You can even sleep here – Durslade farmhouse, which is emblazoned with Martin Creed’s neon words “Everything is going to be alright” – can be rented by the week and sleeps 12.

Up the road in Frome, was the best little shopping street I’ve seen in a long time – St Catherine’s Hill. Packed with indy boutiques, arty spaces and a bit of new age dream catcher thrown in for good measure (well we are a stone’s throw from Stonehenge and Glastonbury after all), it’s a fantastic town to potter and purchase Christmas presents in. The Archangel makes a great pit-stop, and if you want to swoon about in luxury, nowhere (really nowhere, except perhaps Limewood) does it better than Babington House.

In Bradford on Avon, there’s a great mixture of shops, galleries and places to run about. The kids will love the country park; we played pooh sticks on the footbridge over the rive, and the wandered up to Fat Fowl – a great all-day bistro with jazz on a Sunday and an upstairs play area to occupy the kids.

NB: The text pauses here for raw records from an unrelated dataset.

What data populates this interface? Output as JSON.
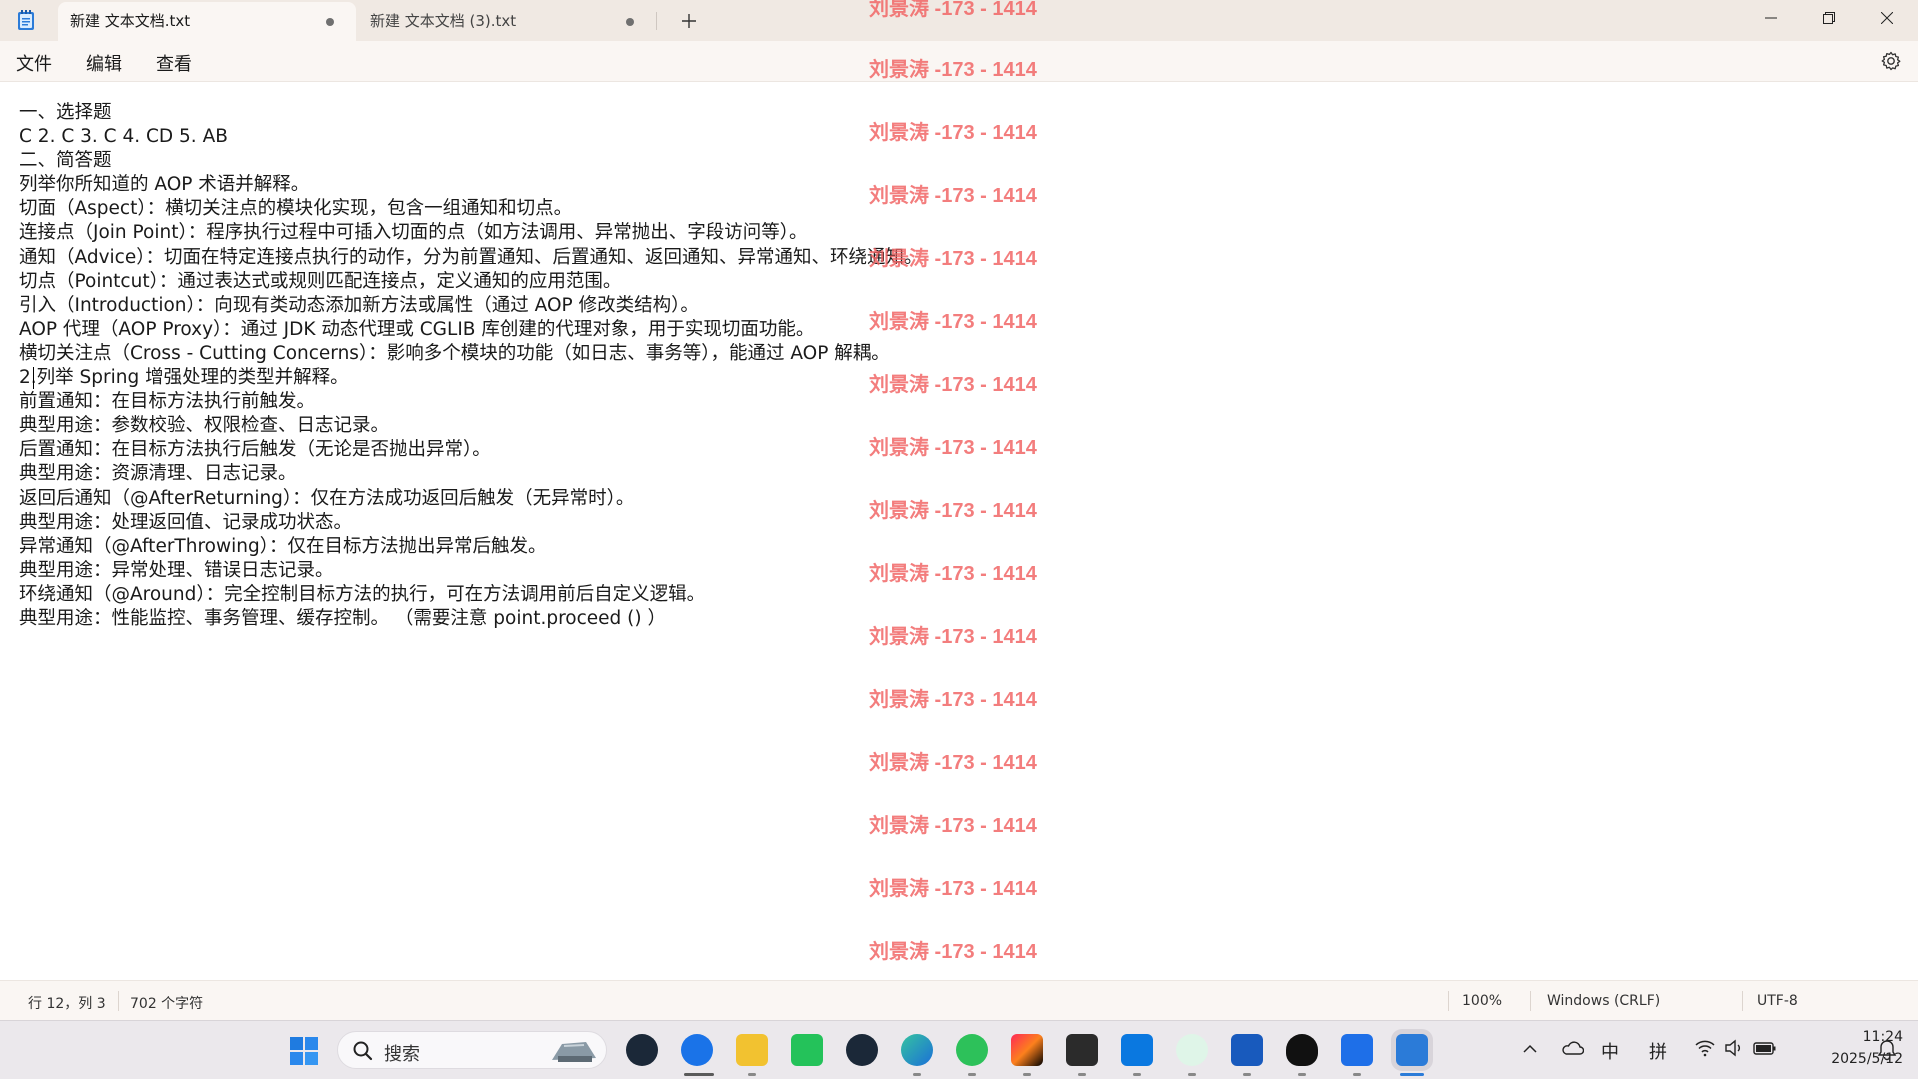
{
  "tabs": [
    {
      "label": "新建 文本文档.txt",
      "active": true
    },
    {
      "label": "新建 文本文档 (3).txt",
      "active": false
    }
  ],
  "menu": {
    "file": "文件",
    "edit": "编辑",
    "view": "查看"
  },
  "editor": {
    "lines": [
      "一、选择题",
      "C 2. C 3. C 4. CD 5. AB",
      "二、简答题",
      "列举你所知道的 AOP 术语并解释。",
      "切面（Aspect）：横切关注点的模块化实现，包含一组通知和切点。",
      "连接点（Join Point）：程序执行过程中可插入切面的点（如方法调用、异常抛出、字段访问等）。",
      "通知（Advice）：切面在特定连接点执行的动作，分为前置通知、后置通知、返回通知、异常通知、环绕通知。",
      "切点（Pointcut）：通过表达式或规则匹配连接点，定义通知的应用范围。",
      "引入（Introduction）：向现有类动态添加新方法或属性（通过 AOP 修改类结构）。",
      "AOP 代理（AOP Proxy）：通过 JDK 动态代理或 CGLIB 库创建的代理对象，用于实现切面功能。",
      "横切关注点（Cross - Cutting Concerns）：影响多个模块的功能（如日志、事务等），能通过 AOP 解耦。",
      "2.列举 Spring 增强处理的类型并解释。",
      "前置通知：在目标方法执行前触发。",
      "典型用途：参数校验、权限检查、日志记录。",
      "后置通知：在目标方法执行后触发（无论是否抛出异常）。",
      "典型用途：资源清理、日志记录。",
      "返回后通知（@AfterReturning）：仅在方法成功返回后触发（无异常时）。",
      "典型用途：处理返回值、记录成功状态。",
      "异常通知（@AfterThrowing）：仅在目标方法抛出异常后触发。",
      "典型用途：异常处理、错误日志记录。",
      "环绕通知（@Around）：完全控制目标方法的执行，可在方法调用前后自定义逻辑。",
      "典型用途：性能监控、事务管理、缓存控制。 （需要注意 point.proceed () ）"
    ]
  },
  "watermark": "刘景涛 -173 - 1414",
  "status": {
    "position": "行 12，列 3",
    "chars": "702 个字符",
    "zoom": "100%",
    "line_ending": "Windows (CRLF)",
    "encoding": "UTF-8"
  },
  "taskbar": {
    "search_label": "搜索",
    "tray": {
      "ime_mode": "中",
      "ime": "拼"
    },
    "time": "11:24",
    "date": "2025/5/12"
  },
  "colors": {
    "watermark": "#f06060",
    "titlebar": "#f0e9e3",
    "taskbar": "#ebe8ec"
  }
}
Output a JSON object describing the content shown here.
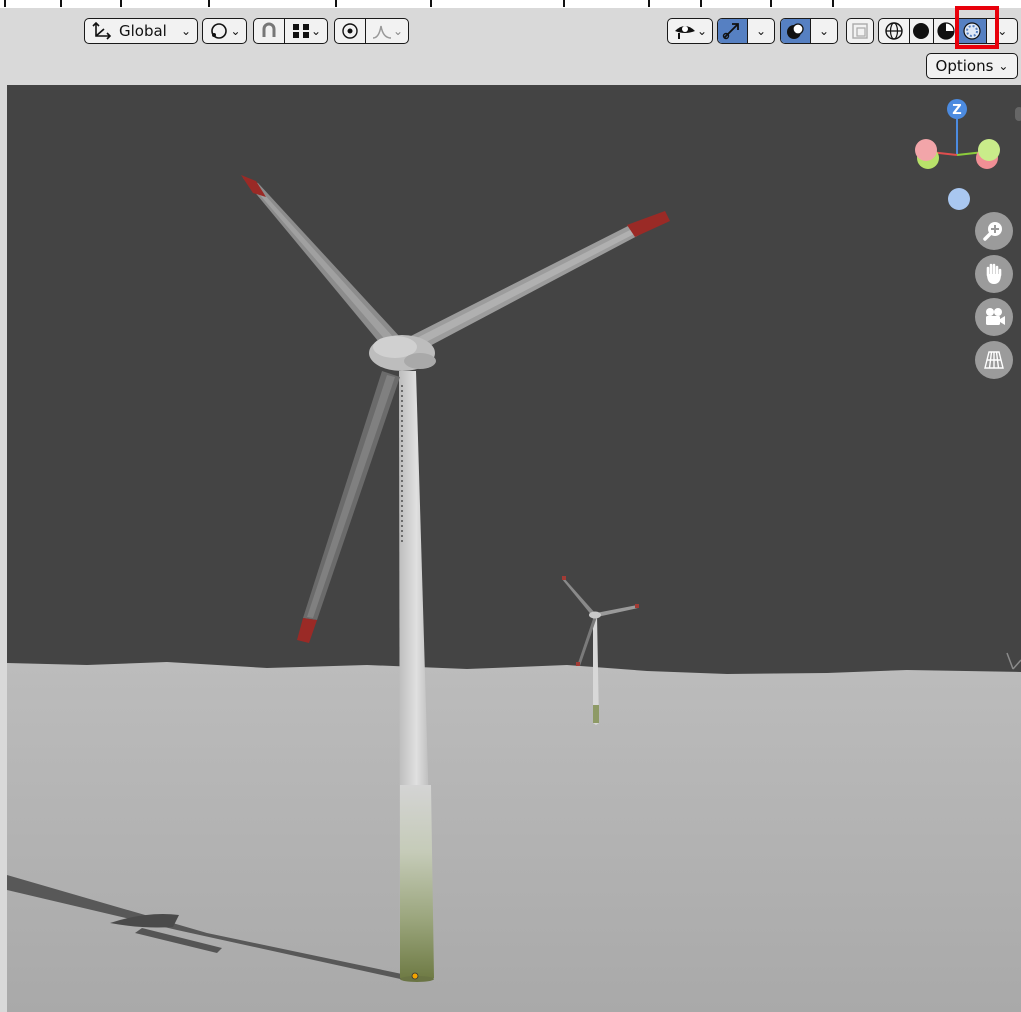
{
  "header": {
    "transform_orientation": "Global",
    "options_label": "Options"
  },
  "navigation_gizmo": {
    "z_axis_label": "Z"
  },
  "colors": {
    "active_button": "#5680c2",
    "highlight_box": "#e8000b",
    "sky": "#444444",
    "ground": "#b5b5b5",
    "blade_tip": "#9a2a26"
  },
  "icons": {
    "orientation": "transform-orientation-icon",
    "pivot": "pivot-point-icon",
    "snap": "snap-magnet-icon",
    "snap_target": "snap-increment-icon",
    "proportional": "proportional-editing-icon",
    "falloff": "falloff-curve-icon",
    "visibility": "object-visibility-icon",
    "gizmo": "gizmo-icon",
    "overlays": "overlays-icon",
    "xray": "xray-icon",
    "wireframe": "wireframe-shading-icon",
    "solid": "solid-shading-icon",
    "material": "material-preview-icon",
    "rendered": "rendered-shading-icon",
    "zoom": "zoom-icon",
    "pan": "pan-hand-icon",
    "camera": "camera-view-icon",
    "perspective": "perspective-grid-icon"
  }
}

Stay at Woolley Grange, just outside of Bradford, where children are the stars of the show. It feels more like a friend’s rambling house party than a hotel, with higgledy rooms that accommodate almost any arrangement of family set-up, and two restaurants so that you can go posh and grown up, or gastro and family. The pool and spa are perfect for rainy days – and everyone has kids so there are no glaring looks – while the Woolley Bears’ Den is a free (yes free!) Ofsted-registered crèche run by Joan who has been with the hotel for 20 years. My two came running out with pictures and freshly made, if delightfully wonky, jam tarts and the older one asked if she could go back again the next day. High praise indeed.

Who says a cultural break and kids can’t mix?

My secret address book

www.brutontown.com

www.hauserwirthsomerset.com

www.atthechapel.co.uk

www.discoverfrome.co.uk

www.stcatherines-frome.co.uk

www.bradfordonavon.co.uk 

www.fatfowl.com

www.woolleygrangehotel.co.uk